▸ **Requirement**: Extract each record and reproduce it exactly.

▸ **Source data**:
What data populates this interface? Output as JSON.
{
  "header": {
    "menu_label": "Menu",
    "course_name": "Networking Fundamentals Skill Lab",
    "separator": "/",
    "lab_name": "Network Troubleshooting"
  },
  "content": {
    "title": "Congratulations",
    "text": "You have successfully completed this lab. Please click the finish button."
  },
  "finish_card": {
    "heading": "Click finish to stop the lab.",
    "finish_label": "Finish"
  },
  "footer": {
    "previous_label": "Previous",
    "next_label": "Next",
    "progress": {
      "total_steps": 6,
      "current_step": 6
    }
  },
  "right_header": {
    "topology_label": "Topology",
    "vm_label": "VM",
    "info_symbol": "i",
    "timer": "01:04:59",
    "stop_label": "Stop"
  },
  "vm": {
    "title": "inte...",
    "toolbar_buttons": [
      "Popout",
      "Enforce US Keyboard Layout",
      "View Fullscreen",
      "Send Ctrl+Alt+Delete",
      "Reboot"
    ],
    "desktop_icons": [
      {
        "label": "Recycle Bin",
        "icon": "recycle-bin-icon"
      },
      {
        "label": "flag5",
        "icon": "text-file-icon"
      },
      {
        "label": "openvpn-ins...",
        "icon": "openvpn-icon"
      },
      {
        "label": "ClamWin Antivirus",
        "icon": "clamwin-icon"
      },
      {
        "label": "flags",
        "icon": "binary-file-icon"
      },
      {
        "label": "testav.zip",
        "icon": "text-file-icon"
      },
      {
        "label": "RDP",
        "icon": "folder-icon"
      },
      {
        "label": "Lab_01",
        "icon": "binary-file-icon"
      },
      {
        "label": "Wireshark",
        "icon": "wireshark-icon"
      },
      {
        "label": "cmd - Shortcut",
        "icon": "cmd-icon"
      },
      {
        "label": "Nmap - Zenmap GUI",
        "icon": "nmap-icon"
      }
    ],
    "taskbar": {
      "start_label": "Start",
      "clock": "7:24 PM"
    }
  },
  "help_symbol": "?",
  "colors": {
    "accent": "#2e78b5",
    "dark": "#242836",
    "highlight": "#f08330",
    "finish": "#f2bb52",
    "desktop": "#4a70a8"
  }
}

▸ **Solution for this problem**:
What data populates this interface? Output as JSON.
{
  "header": {
    "menu_label": "Menu",
    "course_name": "Networking Fundamentals Skill Lab",
    "separator": "/",
    "lab_name": "Network Troubleshooting"
  },
  "content": {
    "title": "Congratulations",
    "text": "You have successfully completed this lab. Please click the finish button."
  },
  "finish_card": {
    "heading": "Click finish to stop the lab.",
    "finish_label": "Finish"
  },
  "footer": {
    "previous_label": "Previous",
    "next_label": "Next",
    "progress": {
      "total_steps": 6,
      "current_step": 6
    }
  },
  "right_header": {
    "topology_label": "Topology",
    "vm_label": "VM",
    "info_symbol": "i",
    "timer": "01:04:59",
    "stop_label": "Stop"
  },
  "vm": {
    "title": "inte...",
    "toolbar_buttons": [
      "Popout",
      "Enforce US Keyboard Layout",
      "View Fullscreen",
      "Send Ctrl+Alt+Delete",
      "Reboot"
    ],
    "desktop_icons": [
      {
        "label": "Recycle Bin",
        "icon": "recycle-bin-icon"
      },
      {
        "label": "flag5",
        "icon": "text-file-icon"
      },
      {
        "label": "openvpn-ins...",
        "icon": "openvpn-icon"
      },
      {
        "label": "ClamWin Antivirus",
        "icon": "clamwin-icon"
      },
      {
        "label": "flags",
        "icon": "binary-file-icon"
      },
      {
        "label": "testav.zip",
        "icon": "text-file-icon"
      },
      {
        "label": "RDP",
        "icon": "folder-icon"
      },
      {
        "label": "Lab_01",
        "icon": "binary-file-icon"
      },
      {
        "label": "Wireshark",
        "icon": "wireshark-icon"
      },
      {
        "label": "cmd - Shortcut",
        "icon": "cmd-icon"
      },
      {
        "label": "Nmap - Zenmap GUI",
        "icon": "nmap-icon"
      }
    ],
    "taskbar": {
      "start_label": "Start",
      "clock": "7:24 PM"
    }
  },
  "help_symbol": "?",
  "colors": {
    "accent": "#2e78b5",
    "dark": "#242836",
    "highlight": "#f08330",
    "finish": "#f2bb52",
    "desktop": "#4a70a8"
  }
}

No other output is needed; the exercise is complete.